[Data Boundary: Start]

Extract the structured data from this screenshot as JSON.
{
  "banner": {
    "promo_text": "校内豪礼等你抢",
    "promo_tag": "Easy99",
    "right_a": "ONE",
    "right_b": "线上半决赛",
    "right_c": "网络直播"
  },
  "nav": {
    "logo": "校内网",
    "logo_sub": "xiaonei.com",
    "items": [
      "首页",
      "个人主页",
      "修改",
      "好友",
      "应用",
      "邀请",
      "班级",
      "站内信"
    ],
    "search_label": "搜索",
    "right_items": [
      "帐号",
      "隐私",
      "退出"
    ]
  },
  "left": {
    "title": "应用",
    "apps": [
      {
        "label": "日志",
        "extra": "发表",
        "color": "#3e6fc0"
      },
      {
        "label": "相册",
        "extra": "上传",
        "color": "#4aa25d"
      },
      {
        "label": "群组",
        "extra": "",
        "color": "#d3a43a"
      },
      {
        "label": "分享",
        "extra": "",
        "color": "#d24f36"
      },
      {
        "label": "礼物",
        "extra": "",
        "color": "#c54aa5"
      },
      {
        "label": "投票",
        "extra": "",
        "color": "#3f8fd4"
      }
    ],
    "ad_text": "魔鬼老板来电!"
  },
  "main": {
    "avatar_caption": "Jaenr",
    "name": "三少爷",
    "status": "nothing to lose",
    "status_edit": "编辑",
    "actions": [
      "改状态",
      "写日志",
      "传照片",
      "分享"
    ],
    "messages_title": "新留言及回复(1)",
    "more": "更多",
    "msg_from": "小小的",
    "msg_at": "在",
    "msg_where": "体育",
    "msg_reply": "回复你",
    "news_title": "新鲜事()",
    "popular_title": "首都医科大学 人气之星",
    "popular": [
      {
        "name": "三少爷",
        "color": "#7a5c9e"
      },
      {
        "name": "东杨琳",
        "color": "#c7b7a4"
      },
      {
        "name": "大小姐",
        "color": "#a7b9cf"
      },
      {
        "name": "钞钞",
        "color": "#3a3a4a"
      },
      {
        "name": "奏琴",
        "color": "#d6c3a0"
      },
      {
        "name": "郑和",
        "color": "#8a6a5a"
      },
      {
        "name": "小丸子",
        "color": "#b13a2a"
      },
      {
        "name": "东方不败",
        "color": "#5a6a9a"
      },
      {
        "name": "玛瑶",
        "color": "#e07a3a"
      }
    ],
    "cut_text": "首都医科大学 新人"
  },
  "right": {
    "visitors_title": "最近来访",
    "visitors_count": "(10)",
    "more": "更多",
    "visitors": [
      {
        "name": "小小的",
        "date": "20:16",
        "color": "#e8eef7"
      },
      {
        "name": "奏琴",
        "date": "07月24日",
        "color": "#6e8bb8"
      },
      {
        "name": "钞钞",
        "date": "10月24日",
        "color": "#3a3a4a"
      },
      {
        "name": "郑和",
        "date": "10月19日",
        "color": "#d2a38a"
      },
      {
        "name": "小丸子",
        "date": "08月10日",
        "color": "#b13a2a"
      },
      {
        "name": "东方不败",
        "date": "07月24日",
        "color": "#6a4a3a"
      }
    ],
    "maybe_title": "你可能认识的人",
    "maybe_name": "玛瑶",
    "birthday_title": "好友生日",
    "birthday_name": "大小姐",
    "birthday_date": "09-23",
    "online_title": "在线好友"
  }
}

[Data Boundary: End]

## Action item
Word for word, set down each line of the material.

## Solution to this exercise
Extract the structured data from this screenshot as JSON.
{
  "banner": {
    "promo_text": "校内豪礼等你抢",
    "promo_tag": "Easy99",
    "right_a": "ONE",
    "right_b": "线上半决赛",
    "right_c": "网络直播"
  },
  "nav": {
    "logo": "校内网",
    "logo_sub": "xiaonei.com",
    "items": [
      "首页",
      "个人主页",
      "修改",
      "好友",
      "应用",
      "邀请",
      "班级",
      "站内信"
    ],
    "search_label": "搜索",
    "right_items": [
      "帐号",
      "隐私",
      "退出"
    ]
  },
  "left": {
    "title": "应用",
    "apps": [
      {
        "label": "日志",
        "extra": "发表",
        "color": "#3e6fc0"
      },
      {
        "label": "相册",
        "extra": "上传",
        "color": "#4aa25d"
      },
      {
        "label": "群组",
        "extra": "",
        "color": "#d3a43a"
      },
      {
        "label": "分享",
        "extra": "",
        "color": "#d24f36"
      },
      {
        "label": "礼物",
        "extra": "",
        "color": "#c54aa5"
      },
      {
        "label": "投票",
        "extra": "",
        "color": "#3f8fd4"
      }
    ],
    "ad_text": "魔鬼老板来电!"
  },
  "main": {
    "avatar_caption": "Jaenr",
    "name": "三少爷",
    "status": "nothing to lose",
    "status_edit": "编辑",
    "actions": [
      "改状态",
      "写日志",
      "传照片",
      "分享"
    ],
    "messages_title": "新留言及回复(1)",
    "more": "更多",
    "msg_from": "小小的",
    "msg_at": "在",
    "msg_where": "体育",
    "msg_reply": "回复你",
    "news_title": "新鲜事()",
    "popular_title": "首都医科大学 人气之星",
    "popular": [
      {
        "name": "三少爷",
        "color": "#7a5c9e"
      },
      {
        "name": "东杨琳",
        "color": "#c7b7a4"
      },
      {
        "name": "大小姐",
        "color": "#a7b9cf"
      },
      {
        "name": "钞钞",
        "color": "#3a3a4a"
      },
      {
        "name": "奏琴",
        "color": "#d6c3a0"
      },
      {
        "name": "郑和",
        "color": "#8a6a5a"
      },
      {
        "name": "小丸子",
        "color": "#b13a2a"
      },
      {
        "name": "东方不败",
        "color": "#5a6a9a"
      },
      {
        "name": "玛瑶",
        "color": "#e07a3a"
      }
    ],
    "cut_text": "首都医科大学 新人"
  },
  "right": {
    "visitors_title": "最近来访",
    "visitors_count": "(10)",
    "more": "更多",
    "visitors": [
      {
        "name": "小小的",
        "date": "20:16",
        "color": "#e8eef7"
      },
      {
        "name": "奏琴",
        "date": "07月24日",
        "color": "#6e8bb8"
      },
      {
        "name": "钞钞",
        "date": "10月24日",
        "color": "#3a3a4a"
      },
      {
        "name": "郑和",
        "date": "10月19日",
        "color": "#d2a38a"
      },
      {
        "name": "小丸子",
        "date": "08月10日",
        "color": "#b13a2a"
      },
      {
        "name": "东方不败",
        "date": "07月24日",
        "color": "#6a4a3a"
      }
    ],
    "maybe_title": "你可能认识的人",
    "maybe_name": "玛瑶",
    "birthday_title": "好友生日",
    "birthday_name": "大小姐",
    "birthday_date": "09-23",
    "online_title": "在线好友"
  }
}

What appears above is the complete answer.